We have come to the point for me to reveal my positional rankings for the upcoming NFL draft.
I will put out my top ten (plus) with two positional groups coming every week leading up to April 25th, with my top 100 big board and only mock draft finishing up the process. This week I am starting with the running backs and linebackers.
While there is no generational running back prospect such as Saquon Barkley in this class, I think overall these skill positions are very deep this year.
You will see something similar with the wide receivers, where there is no consensus number one guy, but plenty of prospects NFL front offices will try to get their hands on. When it comes to the RBs, I think one young man has crystallized himself as the cream of the crop, but my rankings look a lot different compared to others after that.
Obviously, these boards will alter depending on scheme fits and personal preferences, but for me, I am looking for an all-around back with vision, appropriate footwork, natural running style, versatility and the ability to create more than what is actually there.
Check back in later this week and all the way leading up to the upcoming draft for more positional rankings and other material.
#1 Joshua Jacobs, Alabama
The number one back in this class was just a three-star recruit coming out of Oklahoma. After recording 7.3 yards per offensive touch as a freshman, expectations for Jacobs were high in 2017, but he was limited to just 60 touches through 11 weeks.
He later revealed that he had been dealing with a broken ankle since week five and had to undergo surgery on it.
Last year when he was finally healthy his attempts rose throughout the season and he looked as explosive as ever, gaining almost 900 yards from scrimmage and reaching the end-zone 14 times despite just 140 offensive touches.
Among a very strong running back trio, Jacobs was the prime big-play threat for the Crimson Tide. However, he is not the guy to finesse around defenders in space but rather he gets downfield and crushes defenders in his way at full speed.
Versus Oklahoma in the Orange Bowl, he absolutely obliterated the last defender on his way for the touchdown and that guy actually had to be helped off the field. At 5’11”, 215 pounds there might have been no more punishing runner in the country than this dude.
Jacobs plows ahead without any regard for tacklers around his legs or shoulder-pads and he trucked a multitude of guys on the Mississippi State defense.
Not only does Jacobs load up the shoulder consistently going into contact, but he also rips that off-arm through to free himself.

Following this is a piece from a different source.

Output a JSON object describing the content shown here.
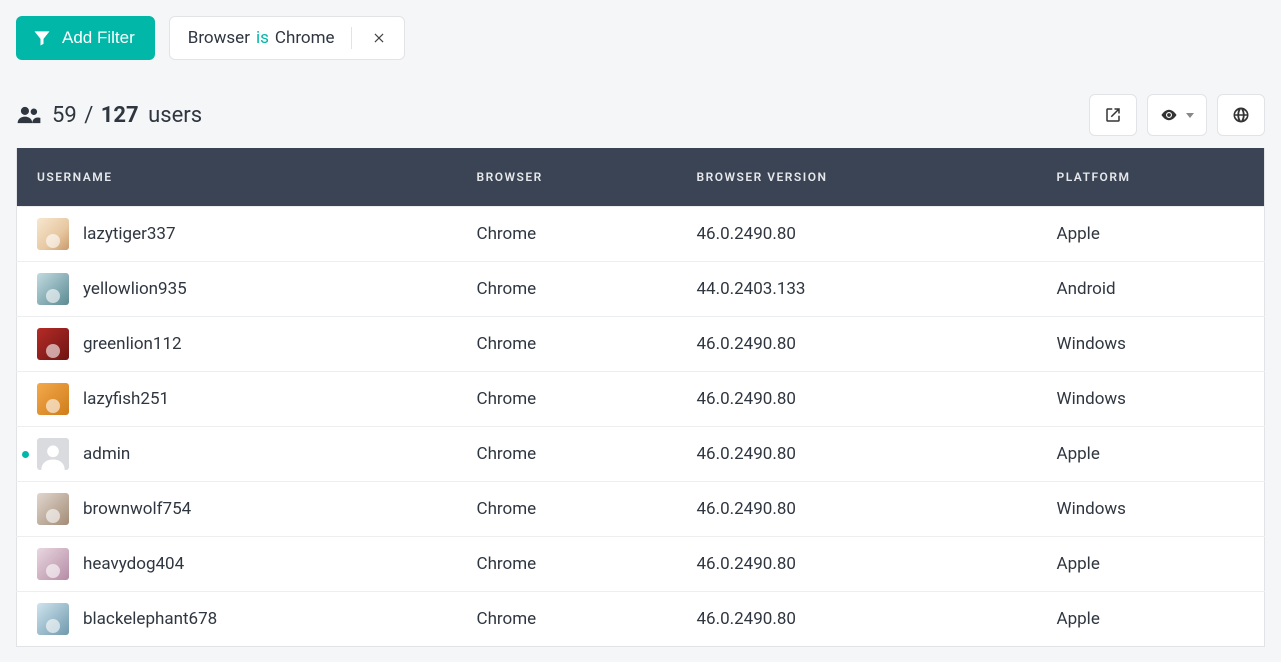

I have seen Jacobs completely shake guys as they break down in an attempt to tackle him. He can set up defenders with his speed to the edge and that cut right underneath them with one large jab-step. To do so you need a ton of hip mobility and control over your lower body and that guy has it.
Jacobs also displays very sudden movements and can go from East-West to North-South in one step as he barely loses any speed. He can change up his footwork on the fly and hop-step to enable him to move wherever he needs to go.
However, what I think is his best attribute is the quickness with which he can process information about the opposing defense and how blocking schemes are being set up.
Alabama used Jacobs on those jet sweeps just like they did their wide receivers because of what he can do with that momentum, plus then they came back to use him as a decoy in that role.
Jacobs lined up as a wildcat QB on several occasions as well and I don’t think he failed to convert any short-yardage situation like that all year long. The violent runner is also a smooth pass-catcher, who has no problem tracking the ball and reaching around the opposite shoulder late. He displays strong hands to hold onto catches through contact.
With that being said, he doesn’t mind getting his hands dirty and blocks for his quarterback or fellow backs in the run game either. In pass pro, Jacobs is quick on his feet to slide across the formation and stay squared up to deliver a hit.
Purely based off the work on tape, there is not much to critique about Jacobs, but there are questions considering his usage. While the lack of treatment on his tires is a plus, for the most part, he has yet to prove he can handle a large workload with his most touches coming last season at 140.
Those nagging ankle problems will be something to monitor going into the pros. If there is one thing that really bothered me evaluating him if it that you see him lower his head too much in protection just like he does when finishing runs. Not only does he get off balance that way, but it is somewhat concerning for his health.
Even though there is very limited college production to back Jacobs up as the number one running back in this class, I am willing to bet my money on him, because I see all the traits necessary to be a tremendous weapon in the NFL.
He simply is a very complete back, who can fit basically any run scheme and contribute on third downs in the pattern or protecting the passer, plus it almost seems like Jacobs gets stronger as the game goes along and he was great at putting teams away late in games for the Tide.